The MLA in question is S R Vishwanath whose son now serves on the SBWL.
The New Indian Express also reported that the proposal was discussed during a meeting of the Bangalore Development Authority (BDA). The guideline value, the minimum value of a property as fixed by the government, for an acre of residential land in Hesaraghatta is around Rs 10 crore.
The minutes of the meeting reveal that while Alok Vishwanath took a leave of absence from the meeting, his father was present. The senior Vishwanath argued against the proposal stating “shortage of government land for several developmental activities that are required for a city like Bangalore”.
Accusing the government of allowing “nepotism” and the dilution of “public interest” in this particular instance of decision-making by the SBWL, former NWBL member Bharghav said lobbying for positions and irresponsible recommendations were “a major malaise” in the environment and wildlife advisory system today.
M K Ranjitsinh, former member of the NBWL and the Madhya Pradesh SBWL agreed. “Sifarish [recommendation] is a very common ailment because pliability is what they look for.
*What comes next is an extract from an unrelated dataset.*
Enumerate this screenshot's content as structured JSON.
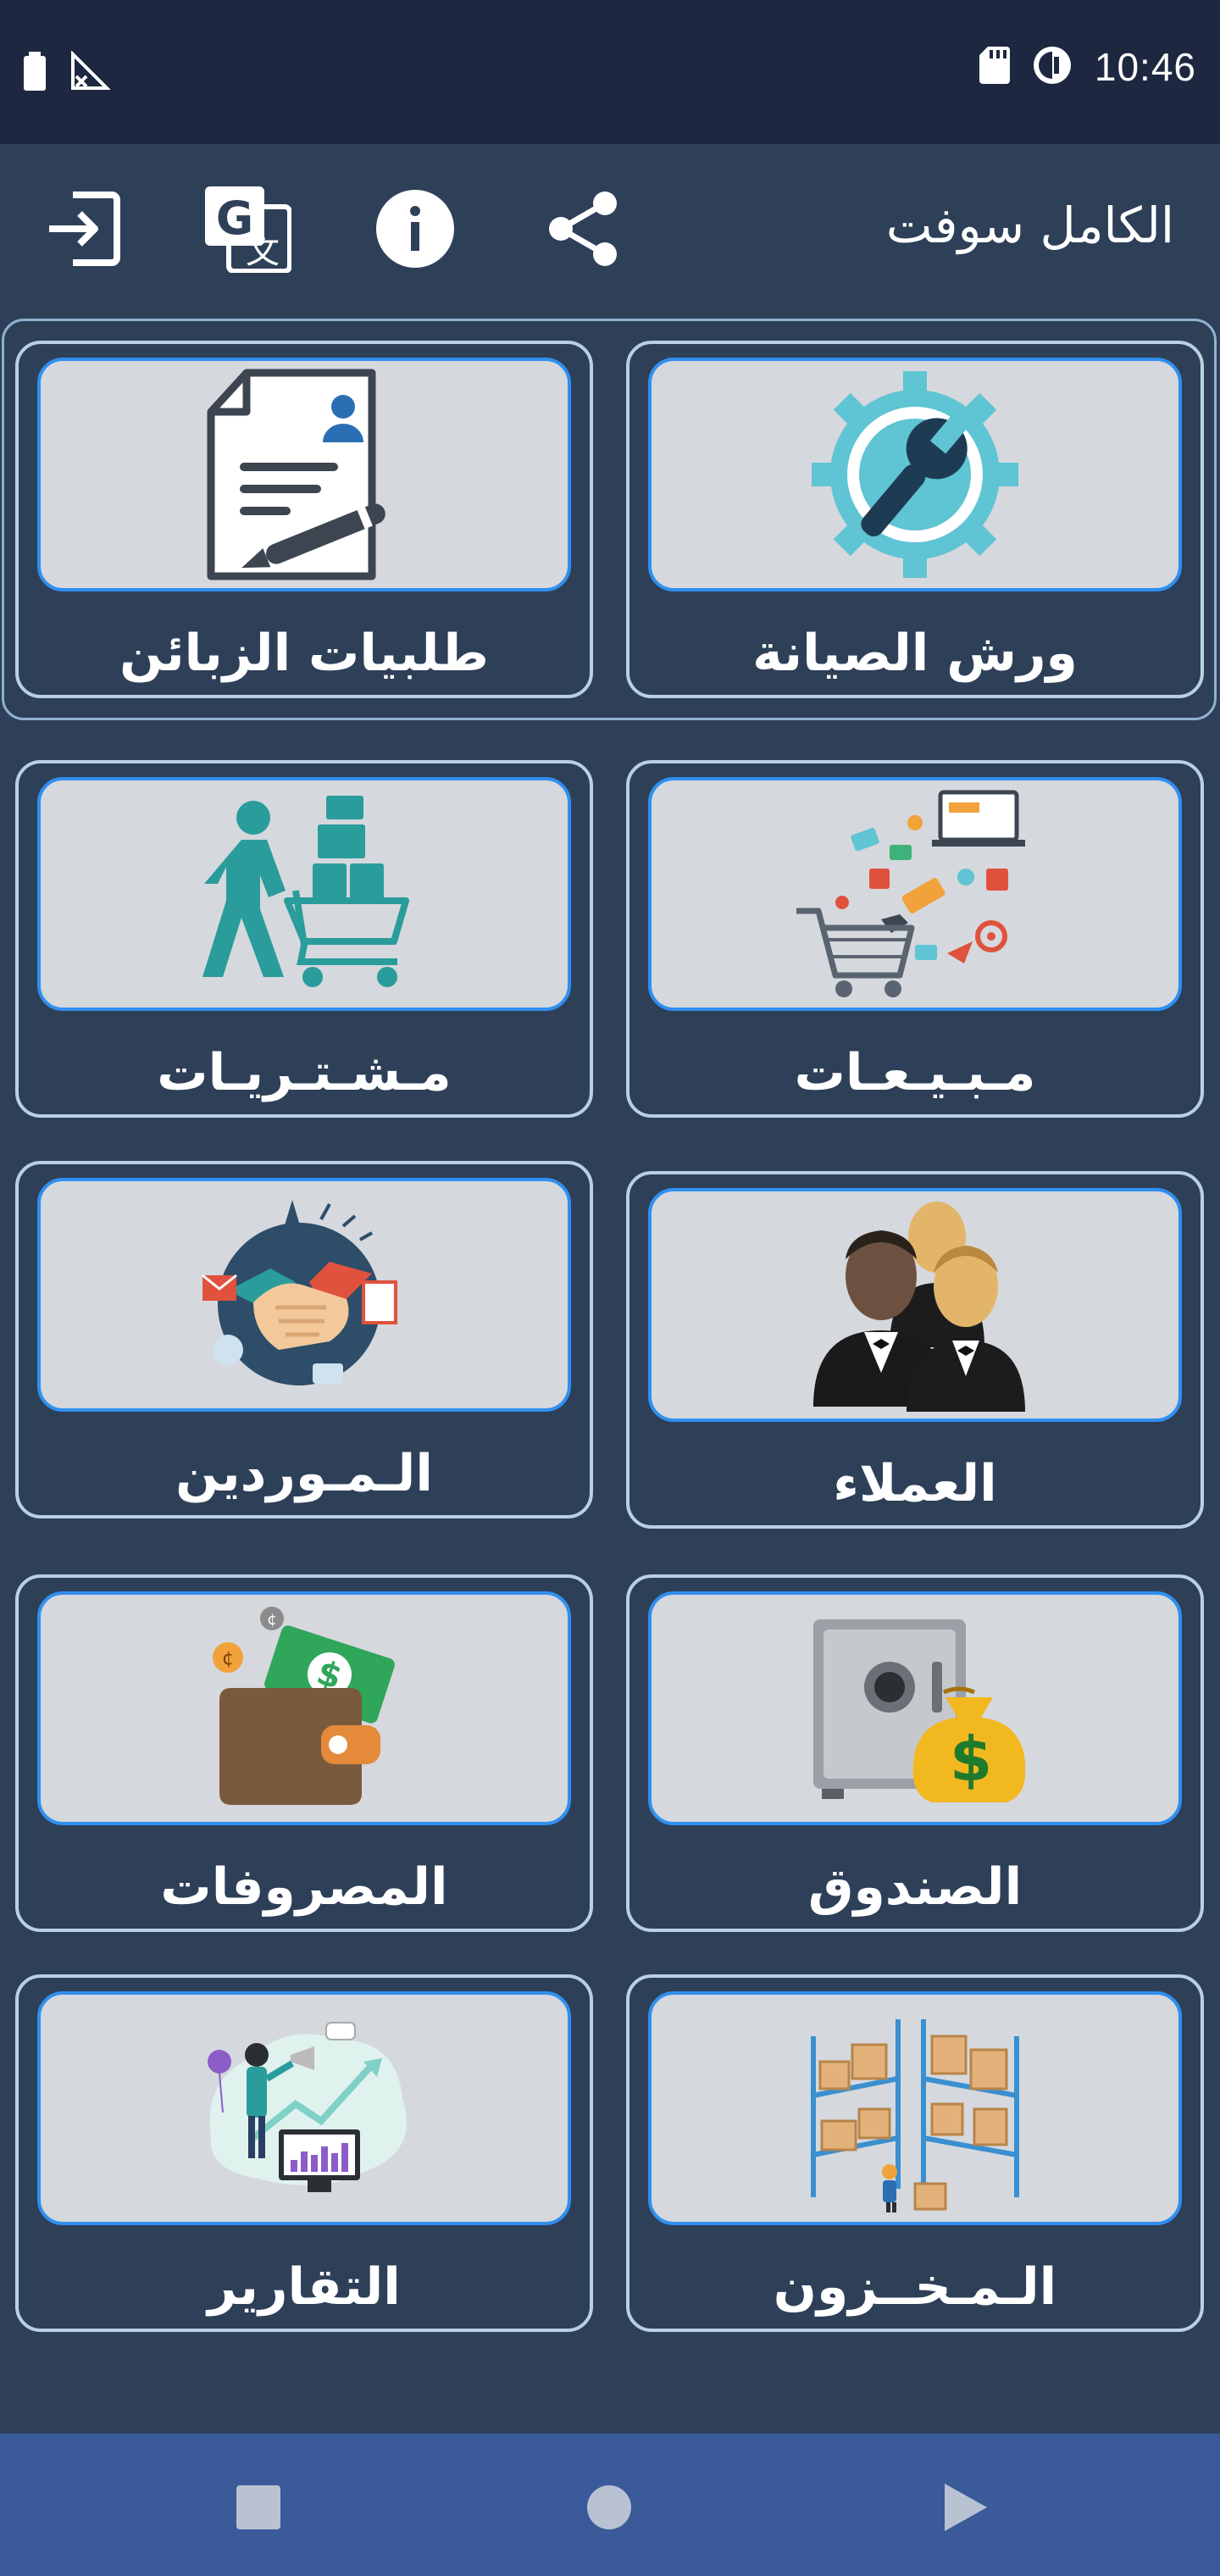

They want ‘yes men’ [for clearing projects].”
In May 2021, responding to a petition by Vijay Nishanth—a member of the Bruhat Bengaluru Mahanagara Palike (BBMP) biodiversity committee—the Karnataka high court ordered the state government to not alter the nature of land at Hesaraghatta in any manner.
How Govt Misuses Gaps In The Law
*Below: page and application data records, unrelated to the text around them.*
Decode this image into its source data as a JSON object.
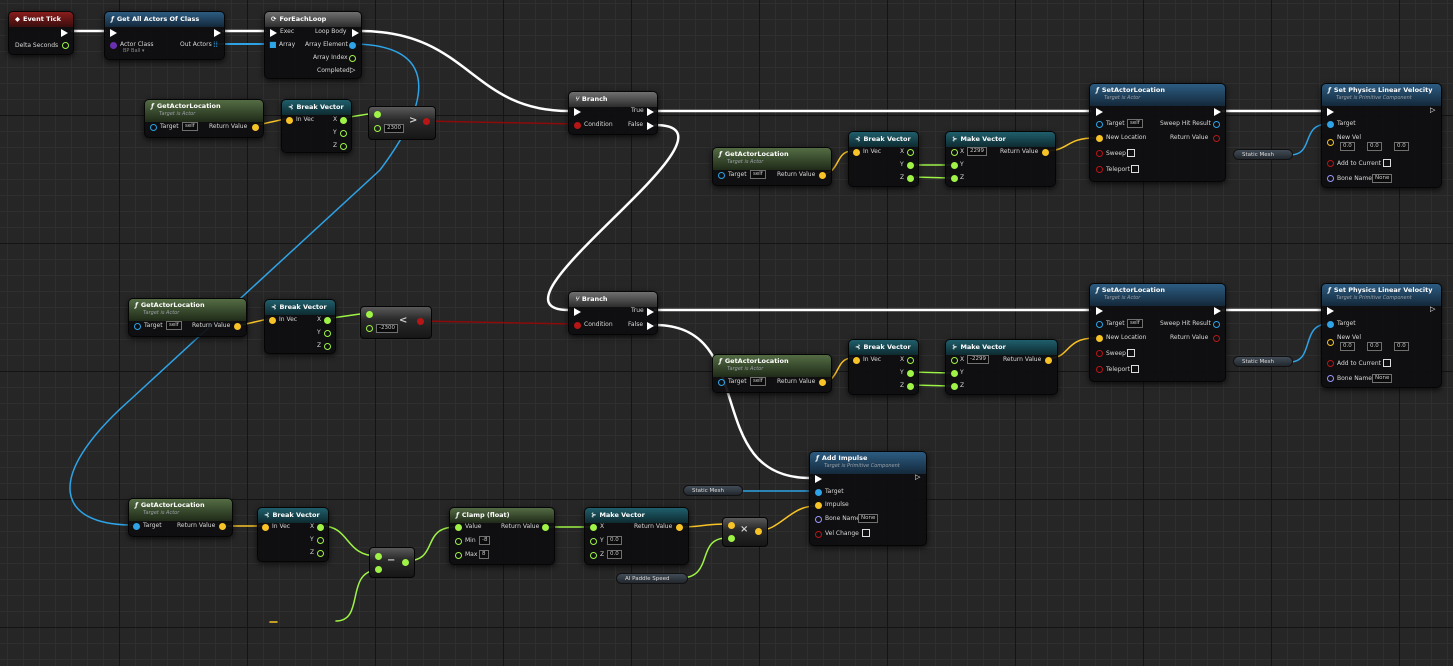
{
  "colors": {
    "exec": "#ffffff",
    "object": "#2ea3e6",
    "vector": "#f8c326",
    "float": "#9ef346",
    "bool": "#8c0a0a",
    "purple": "#9b96ff"
  },
  "event_tick": {
    "title": "Event Tick",
    "pin_delta": "Delta Seconds"
  },
  "get_all": {
    "title": "Get All Actors Of Class",
    "pin_actor_class": "Actor Class",
    "class_value": "BP Ball ▾",
    "pin_out": "Out Actors"
  },
  "foreach": {
    "title": "ForEachLoop",
    "exec": "Exec",
    "array": "Array",
    "loop_body": "Loop Body",
    "array_element": "Array Element",
    "array_index": "Array Index",
    "completed": "Completed"
  },
  "common": {
    "get_loc": "GetActorLocation",
    "target_actor": "Target is Actor",
    "target_prim": "Target is Primitive Component",
    "target": "Target",
    "self": "self",
    "return_value": "Return Value",
    "break_vector": "Break Vector",
    "make_vector": "Make Vector",
    "in_vec": "In Vec",
    "x": "X",
    "y": "Y",
    "z": "Z"
  },
  "branch": {
    "title": "Branch",
    "true": "True",
    "false": "False",
    "condition": "Condition"
  },
  "compare": {
    "top_value": "2300",
    "bottom_value": "-2300"
  },
  "set_loc": {
    "title": "SetActorLocation",
    "new_location": "New Location",
    "sweep": "Sweep",
    "teleport": "Teleport",
    "sweep_hit": "Sweep Hit Result"
  },
  "make_vec_top": {
    "x": "2299"
  },
  "make_vec_mid": {
    "x": "-2299"
  },
  "make_vec_bot": {
    "y": "0.0",
    "z": "0.0"
  },
  "set_vel": {
    "title": "Set Physics Linear Velocity",
    "new_vel": "New Vel",
    "vx": "0.0",
    "vy": "0.0",
    "vz": "0.0",
    "add_to_current": "Add to Current",
    "bone_name": "Bone Name",
    "none": "None"
  },
  "static_mesh": "Static Mesh",
  "impulse": {
    "title": "Add Impulse",
    "impulse": "Impulse",
    "bone_name": "Bone Name",
    "none": "None",
    "vel_change": "Vel Change"
  },
  "clamp": {
    "title": "Clamp (float)",
    "value": "Value",
    "min": "Min",
    "max": "Max",
    "min_val": "-8",
    "max_val": "8"
  },
  "ai_speed": "AI Paddle Speed"
}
Both the WLPA and the Karnataka SBWL Rules 2006 are silent on the exact procedure to be followed for appointments to the SBWL.
A common practice followed across the country is that the forest department prepares a list of names it would like to recommend to the SBWL, which the state government then evaluates.
Vijaykumar Gogi, principal chief conservator of forests (wildlife) or PCCF-WL of the Karnataka forest department declined comment on how appointments were made to the current SBWL because he took office after it was constituted.
The PCCF-WL serves as member secretary of the SBWL.
Gogi did confirm to Article 14 that his predecessor had recommended seven names, of which the state government appointed three: Hoover, Vinodkumar Naik and Malleshappa.
Since the WLPA and Karnataka SBWL Rules do not define expertise, and because the process is based on nominations, “the political establishment has huge discretionary powers which can be abused”, said Madhusudan.
“In a sense, appointments to wildlife boards—state or even national—have always been political because the final selection is usually done on the advice of the environment minister, or even at the chief minister or prime minister’s level,” said Bindra.
But, she added, it was a “ground-up process” via the forest bureaucracy and those who were appointed had “some standing, independence and expertise.”
For instance, chief wildlife wardens in the forest department made recommendations based on discussions with various divisional forest officers, conservationists and other experts. There have been instances when chief wildlife wardens resisted the nomination recommended by the chief minister.
“But increasingly, pliability seems like the criteria,” Bindra said. “With members with no conservation background, even the figleaf of compliance with requirements of the law is missing.”
The larger issue that required addressing, said experts, was political patronage.
Bringing transparency and public scrutiny to the process of selection of members is one potential route to resist political appointments, said Madhusudan.
If deliberations concerning the selection of wildlife board members or even rejection of recommendations of the forest department by the government are recorded in writing and made publicly available, along with members’ resumes, it would make the process open to public accountability, said Madhusudhan.
To avoid “regressions” like conflict of interest, he said, a simple nomination form that contains past experience and declarations of conflict of interest (if any) would further strengthen accountability.
(Rishika Pardikar is a freelance reporter from Bengaluru.)